### About this exercise
Set down every record below exactly as it stands.

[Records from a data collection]
________
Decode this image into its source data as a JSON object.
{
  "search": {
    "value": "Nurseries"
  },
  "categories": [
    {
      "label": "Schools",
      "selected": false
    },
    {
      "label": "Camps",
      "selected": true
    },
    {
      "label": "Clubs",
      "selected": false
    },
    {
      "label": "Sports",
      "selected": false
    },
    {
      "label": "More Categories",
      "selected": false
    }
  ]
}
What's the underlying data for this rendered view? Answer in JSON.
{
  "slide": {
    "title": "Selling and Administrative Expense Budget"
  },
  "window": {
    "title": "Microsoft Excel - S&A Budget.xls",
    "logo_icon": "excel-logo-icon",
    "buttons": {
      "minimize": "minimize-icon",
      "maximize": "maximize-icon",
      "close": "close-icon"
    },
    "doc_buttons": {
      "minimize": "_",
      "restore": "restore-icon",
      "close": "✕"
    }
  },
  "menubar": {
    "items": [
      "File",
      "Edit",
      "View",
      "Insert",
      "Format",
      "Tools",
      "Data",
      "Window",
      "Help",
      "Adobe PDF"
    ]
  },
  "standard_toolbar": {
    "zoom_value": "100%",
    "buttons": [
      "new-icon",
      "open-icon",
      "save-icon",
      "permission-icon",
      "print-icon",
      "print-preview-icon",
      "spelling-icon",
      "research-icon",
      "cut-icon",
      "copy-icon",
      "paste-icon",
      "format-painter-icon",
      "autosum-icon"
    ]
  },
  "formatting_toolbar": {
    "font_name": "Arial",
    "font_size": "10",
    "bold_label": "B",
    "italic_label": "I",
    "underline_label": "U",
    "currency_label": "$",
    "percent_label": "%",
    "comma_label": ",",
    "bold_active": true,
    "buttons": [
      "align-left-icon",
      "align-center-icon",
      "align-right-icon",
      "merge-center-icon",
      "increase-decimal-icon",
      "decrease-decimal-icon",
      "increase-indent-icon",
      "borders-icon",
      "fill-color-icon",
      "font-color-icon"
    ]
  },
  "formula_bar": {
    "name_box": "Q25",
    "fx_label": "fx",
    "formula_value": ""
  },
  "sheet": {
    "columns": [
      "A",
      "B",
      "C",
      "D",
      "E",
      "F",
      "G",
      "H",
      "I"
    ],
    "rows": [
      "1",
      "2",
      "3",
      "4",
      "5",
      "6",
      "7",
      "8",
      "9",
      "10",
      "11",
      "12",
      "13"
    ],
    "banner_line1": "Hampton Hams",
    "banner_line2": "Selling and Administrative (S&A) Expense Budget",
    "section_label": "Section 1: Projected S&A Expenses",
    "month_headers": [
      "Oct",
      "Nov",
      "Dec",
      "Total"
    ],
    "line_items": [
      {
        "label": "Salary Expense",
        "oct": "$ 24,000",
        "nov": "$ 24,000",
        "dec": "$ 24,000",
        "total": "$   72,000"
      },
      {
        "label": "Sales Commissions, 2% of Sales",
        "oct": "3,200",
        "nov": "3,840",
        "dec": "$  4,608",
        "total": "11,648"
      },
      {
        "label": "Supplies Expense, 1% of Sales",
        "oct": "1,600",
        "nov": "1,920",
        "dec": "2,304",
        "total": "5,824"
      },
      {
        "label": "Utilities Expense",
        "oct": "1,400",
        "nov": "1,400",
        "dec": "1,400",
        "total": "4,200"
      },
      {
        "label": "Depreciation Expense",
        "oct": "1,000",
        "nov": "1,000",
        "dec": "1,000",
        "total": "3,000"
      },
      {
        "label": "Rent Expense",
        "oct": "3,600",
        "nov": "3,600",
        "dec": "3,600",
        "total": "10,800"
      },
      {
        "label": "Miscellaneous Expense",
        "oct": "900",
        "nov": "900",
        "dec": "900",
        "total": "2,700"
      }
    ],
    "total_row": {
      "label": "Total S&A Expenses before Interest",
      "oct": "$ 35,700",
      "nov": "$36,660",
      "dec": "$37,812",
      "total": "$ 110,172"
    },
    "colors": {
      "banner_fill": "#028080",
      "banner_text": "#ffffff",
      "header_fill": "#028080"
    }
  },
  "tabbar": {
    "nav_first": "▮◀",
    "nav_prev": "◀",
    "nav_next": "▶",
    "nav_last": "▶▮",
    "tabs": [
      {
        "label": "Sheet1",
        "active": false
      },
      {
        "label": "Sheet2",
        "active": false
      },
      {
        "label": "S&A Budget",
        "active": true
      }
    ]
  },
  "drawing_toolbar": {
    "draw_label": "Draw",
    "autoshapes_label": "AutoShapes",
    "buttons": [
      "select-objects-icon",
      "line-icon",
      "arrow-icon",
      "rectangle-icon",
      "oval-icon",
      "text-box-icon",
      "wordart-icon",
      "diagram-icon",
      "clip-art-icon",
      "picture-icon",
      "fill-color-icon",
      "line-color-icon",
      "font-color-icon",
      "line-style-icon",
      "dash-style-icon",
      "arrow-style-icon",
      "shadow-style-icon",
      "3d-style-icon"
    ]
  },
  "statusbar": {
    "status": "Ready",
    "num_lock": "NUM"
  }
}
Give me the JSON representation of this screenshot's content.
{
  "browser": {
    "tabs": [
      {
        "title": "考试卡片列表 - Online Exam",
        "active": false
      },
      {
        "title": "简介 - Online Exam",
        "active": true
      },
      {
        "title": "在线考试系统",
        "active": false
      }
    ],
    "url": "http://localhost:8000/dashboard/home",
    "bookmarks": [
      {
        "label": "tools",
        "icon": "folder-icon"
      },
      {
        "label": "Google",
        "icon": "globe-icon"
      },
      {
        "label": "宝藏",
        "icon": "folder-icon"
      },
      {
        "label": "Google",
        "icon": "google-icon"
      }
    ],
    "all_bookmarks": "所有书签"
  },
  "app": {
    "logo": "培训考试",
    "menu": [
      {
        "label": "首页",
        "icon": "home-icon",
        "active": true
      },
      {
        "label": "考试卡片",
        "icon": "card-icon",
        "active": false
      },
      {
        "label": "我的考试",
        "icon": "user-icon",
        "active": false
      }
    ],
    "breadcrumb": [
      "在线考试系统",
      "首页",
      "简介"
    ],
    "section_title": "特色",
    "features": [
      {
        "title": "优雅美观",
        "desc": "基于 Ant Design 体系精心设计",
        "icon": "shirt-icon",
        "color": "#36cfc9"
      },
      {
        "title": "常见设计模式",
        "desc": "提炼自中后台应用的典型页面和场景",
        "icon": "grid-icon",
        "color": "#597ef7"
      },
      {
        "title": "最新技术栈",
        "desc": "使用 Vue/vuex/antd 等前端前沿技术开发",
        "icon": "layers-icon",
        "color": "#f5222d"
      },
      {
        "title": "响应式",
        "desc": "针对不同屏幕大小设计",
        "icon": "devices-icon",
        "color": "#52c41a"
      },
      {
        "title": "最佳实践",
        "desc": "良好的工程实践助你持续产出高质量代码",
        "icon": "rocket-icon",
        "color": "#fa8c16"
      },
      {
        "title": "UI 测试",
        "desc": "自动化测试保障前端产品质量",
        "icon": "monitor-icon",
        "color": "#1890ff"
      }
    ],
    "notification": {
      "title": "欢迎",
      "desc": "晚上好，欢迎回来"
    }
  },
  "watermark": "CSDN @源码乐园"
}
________
### Your response
Decode this image into its source data as a JSON object.
{
  "search": {
    "value": "Nurseries"
  },
  "categories": [
    {
      "label": "Schools",
      "selected": false
    },
    {
      "label": "Camps",
      "selected": true
    },
    {
      "label": "Clubs",
      "selected": false
    },
    {
      "label": "Sports",
      "selected": false
    },
    {
      "label": "More Categories",
      "selected": false
    }
  ]
}
What's the underlying data for this rendered view? Answer in JSON.
{
  "slide": {
    "title": "Selling and Administrative Expense Budget"
  },
  "window": {
    "title": "Microsoft Excel - S&A Budget.xls",
    "logo_icon": "excel-logo-icon",
    "buttons": {
      "minimize": "minimize-icon",
      "maximize": "maximize-icon",
      "close": "close-icon"
    },
    "doc_buttons": {
      "minimize": "_",
      "restore": "restore-icon",
      "close": "✕"
    }
  },
  "menubar": {
    "items": [
      "File",
      "Edit",
      "View",
      "Insert",
      "Format",
      "Tools",
      "Data",
      "Window",
      "Help",
      "Adobe PDF"
    ]
  },
  "standard_toolbar": {
    "zoom_value": "100%",
    "buttons": [
      "new-icon",
      "open-icon",
      "save-icon",
      "permission-icon",
      "print-icon",
      "print-preview-icon",
      "spelling-icon",
      "research-icon",
      "cut-icon",
      "copy-icon",
      "paste-icon",
      "format-painter-icon",
      "autosum-icon"
    ]
  },
  "formatting_toolbar": {
    "font_name": "Arial",
    "font_size": "10",
    "bold_label": "B",
    "italic_label": "I",
    "underline_label": "U",
    "currency_label": "$",
    "percent_label": "%",
    "comma_label": ",",
    "bold_active": true,
    "buttons": [
      "align-left-icon",
      "align-center-icon",
      "align-right-icon",
      "merge-center-icon",
      "increase-decimal-icon",
      "decrease-decimal-icon",
      "increase-indent-icon",
      "borders-icon",
      "fill-color-icon",
      "font-color-icon"
    ]
  },
  "formula_bar": {
    "name_box": "Q25",
    "fx_label": "fx",
    "formula_value": ""
  },
  "sheet": {
    "columns": [
      "A",
      "B",
      "C",
      "D",
      "E",
      "F",
      "G",
      "H",
      "I"
    ],
    "rows": [
      "1",
      "2",
      "3",
      "4",
      "5",
      "6",
      "7",
      "8",
      "9",
      "10",
      "11",
      "12",
      "13"
    ],
    "banner_line1": "Hampton Hams",
    "banner_line2": "Selling and Administrative (S&A) Expense Budget",
    "section_label": "Section 1: Projected S&A Expenses",
    "month_headers": [
      "Oct",
      "Nov",
      "Dec",
      "Total"
    ],
    "line_items": [
      {
        "label": "Salary Expense",
        "oct": "$ 24,000",
        "nov": "$ 24,000",
        "dec": "$ 24,000",
        "total": "$   72,000"
      },
      {
        "label": "Sales Commissions, 2% of Sales",
        "oct": "3,200",
        "nov": "3,840",
        "dec": "$  4,608",
        "total": "11,648"
      },
      {
        "label": "Supplies Expense, 1% of Sales",
        "oct": "1,600",
        "nov": "1,920",
        "dec": "2,304",
        "total": "5,824"
      },
      {
        "label": "Utilities Expense",
        "oct": "1,400",
        "nov": "1,400",
        "dec": "1,400",
        "total": "4,200"
      },
      {
        "label": "Depreciation Expense",
        "oct": "1,000",
        "nov": "1,000",
        "dec": "1,000",
        "total": "3,000"
      },
      {
        "label": "Rent Expense",
        "oct": "3,600",
        "nov": "3,600",
        "dec": "3,600",
        "total": "10,800"
      },
      {
        "label": "Miscellaneous Expense",
        "oct": "900",
        "nov": "900",
        "dec": "900",
        "total": "2,700"
      }
    ],
    "total_row": {
      "label": "Total S&A Expenses before Interest",
      "oct": "$ 35,700",
      "nov": "$36,660",
      "dec": "$37,812",
      "total": "$ 110,172"
    },
    "colors": {
      "banner_fill": "#028080",
      "banner_text": "#ffffff",
      "header_fill": "#028080"
    }
  },
  "tabbar": {
    "nav_first": "▮◀",
    "nav_prev": "◀",
    "nav_next": "▶",
    "nav_last": "▶▮",
    "tabs": [
      {
        "label": "Sheet1",
        "active": false
      },
      {
        "label": "Sheet2",
        "active": false
      },
      {
        "label": "S&A Budget",
        "active": true
      }
    ]
  },
  "drawing_toolbar": {
    "draw_label": "Draw",
    "autoshapes_label": "AutoShapes",
    "buttons": [
      "select-objects-icon",
      "line-icon",
      "arrow-icon",
      "rectangle-icon",
      "oval-icon",
      "text-box-icon",
      "wordart-icon",
      "diagram-icon",
      "clip-art-icon",
      "picture-icon",
      "fill-color-icon",
      "line-color-icon",
      "font-color-icon",
      "line-style-icon",
      "dash-style-icon",
      "arrow-style-icon",
      "shadow-style-icon",
      "3d-style-icon"
    ]
  },
  "statusbar": {
    "status": "Ready",
    "num_lock": "NUM"
  }
}
Give me the JSON representation of this screenshot's content.
{
  "browser": {
    "tabs": [
      {
        "title": "考试卡片列表 - Online Exam",
        "active": false
      },
      {
        "title": "简介 - Online Exam",
        "active": true
      },
      {
        "title": "在线考试系统",
        "active": false
      }
    ],
    "url": "http://localhost:8000/dashboard/home",
    "bookmarks": [
      {
        "label": "tools",
        "icon": "folder-icon"
      },
      {
        "label": "Google",
        "icon": "globe-icon"
      },
      {
        "label": "宝藏",
        "icon": "folder-icon"
      },
      {
        "label": "Google",
        "icon": "google-icon"
      }
    ],
    "all_bookmarks": "所有书签"
  },
  "app": {
    "logo": "培训考试",
    "menu": [
      {
        "label": "首页",
        "icon": "home-icon",
        "active": true
      },
      {
        "label": "考试卡片",
        "icon": "card-icon",
        "active": false
      },
      {
        "label": "我的考试",
        "icon": "user-icon",
        "active": false
      }
    ],
    "breadcrumb": [
      "在线考试系统",
      "首页",
      "简介"
    ],
    "section_title": "特色",
    "features": [
      {
        "title": "优雅美观",
        "desc": "基于 Ant Design 体系精心设计",
        "icon": "shirt-icon",
        "color": "#36cfc9"
      },
      {
        "title": "常见设计模式",
        "desc": "提炼自中后台应用的典型页面和场景",
        "icon": "grid-icon",
        "color": "#597ef7"
      },
      {
        "title": "最新技术栈",
        "desc": "使用 Vue/vuex/antd 等前端前沿技术开发",
        "icon": "layers-icon",
        "color": "#f5222d"
      },
      {
        "title": "响应式",
        "desc": "针对不同屏幕大小设计",
        "icon": "devices-icon",
        "color": "#52c41a"
      },
      {
        "title": "最佳实践",
        "desc": "良好的工程实践助你持续产出高质量代码",
        "icon": "rocket-icon",
        "color": "#fa8c16"
      },
      {
        "title": "UI 测试",
        "desc": "自动化测试保障前端产品质量",
        "icon": "monitor-icon",
        "color": "#1890ff"
      }
    ],
    "notification": {
      "title": "欢迎",
      "desc": "晚上好，欢迎回来"
    }
  },
  "watermark": "CSDN @源码乐园"
}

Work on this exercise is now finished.